The chatterazzi are indulging in hand wringing over Woolworths’ first profit downgrade since the company re-listed 19 years ago. “Strange days indeed” says one broker. “Myriad factors” are “laying siege to the fortunes and future of our major retailers” says The Age. Have to keep a watchful eye on those “myriad factors” at all times – you never know what they might do. If investing in Woolworths is an investment in the Australian economy, then it is increasingly becoming clear that it is an investment in the wrong side of Australia’s two speed economy – the slow lane. Lamentations aside, it is worth asking: who is likely to invest in the company, and why?

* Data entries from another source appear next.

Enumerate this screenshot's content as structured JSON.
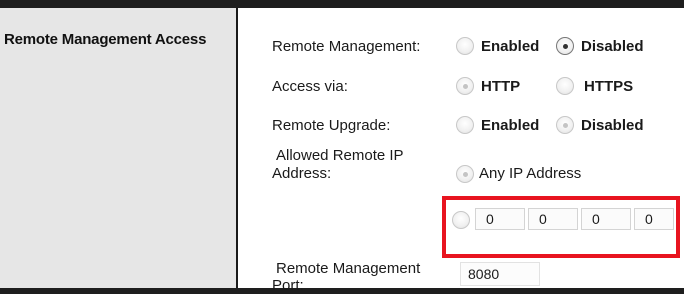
{
  "sidebar": {
    "section_title": "Remote Management Access"
  },
  "remote_management": {
    "label": "Remote  Management:",
    "options": [
      "Enabled",
      "Disabled"
    ],
    "selected": "Disabled"
  },
  "access_via": {
    "label": "Access via:",
    "options": [
      "HTTP",
      "HTTPS"
    ],
    "selected": "HTTP"
  },
  "remote_upgrade": {
    "label": "Remote Upgrade:",
    "options": [
      "Enabled",
      "Disabled"
    ],
    "selected": "Disabled"
  },
  "allowed_ip": {
    "label_line1": "Allowed Remote IP",
    "label_line2": "Address:",
    "any_option": "Any IP Address",
    "ip_octets": [
      "0",
      "0",
      "0",
      "0"
    ],
    "separator": "."
  },
  "port": {
    "label_line1": "Remote Management",
    "label_line2": "Port:",
    "value": "8080"
  },
  "colors": {
    "highlight_border": "#e8141f",
    "sidebar_bg": "#e6e6e6"
  }
}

For local institutions, it tends to be a question of arbitrage. They will inevitably have a holding in the so-called “retailer” (it is really just a supply chain, one half of the world’s largest supermarket duopoly). That duopoly gets on average about $4,000 a year from each member of the population, so the question is not whether or not to hold the stock, but what weighting. With an investment in Coles obscured by its being part of the conglomerate Wesfarmers, Woolworths remains the best pure supermarket play. They are likely to hold or slightly sell off.
For retail investors Woolworths tends to be a yield play with capital growth. But the likely dividend yield is about 4.6%, not very different from bank deposits. And the capital growth story is not especially appealing. The forward earnings multiple is about the same as the wider market: 15 times. Brokers’ 12 month price targets are about $30, but considering the profit downgrade that has to be considered brave. They are not likely to be strong buyers.

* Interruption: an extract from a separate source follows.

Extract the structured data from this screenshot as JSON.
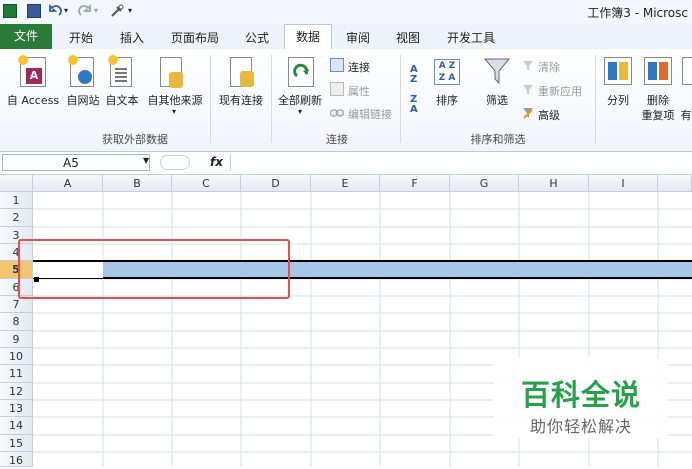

For overseas investors Woolworths has been considered an excellent defensive investment, a logic that looks weaker with the Australian dollar so high. There is also less appetite for defensive stocks as some gloom lifts from global markets. That race may be run.
Woolworths’ advantage has been that it could run a barely competent supply chain, when Coles could not. That advantage now seems to be evaporating. Wesfarmers seems to know something about distribution networks. The duopoly is becoming homogenous. Woolworths is hard to avoid, but hard to get excited about, either.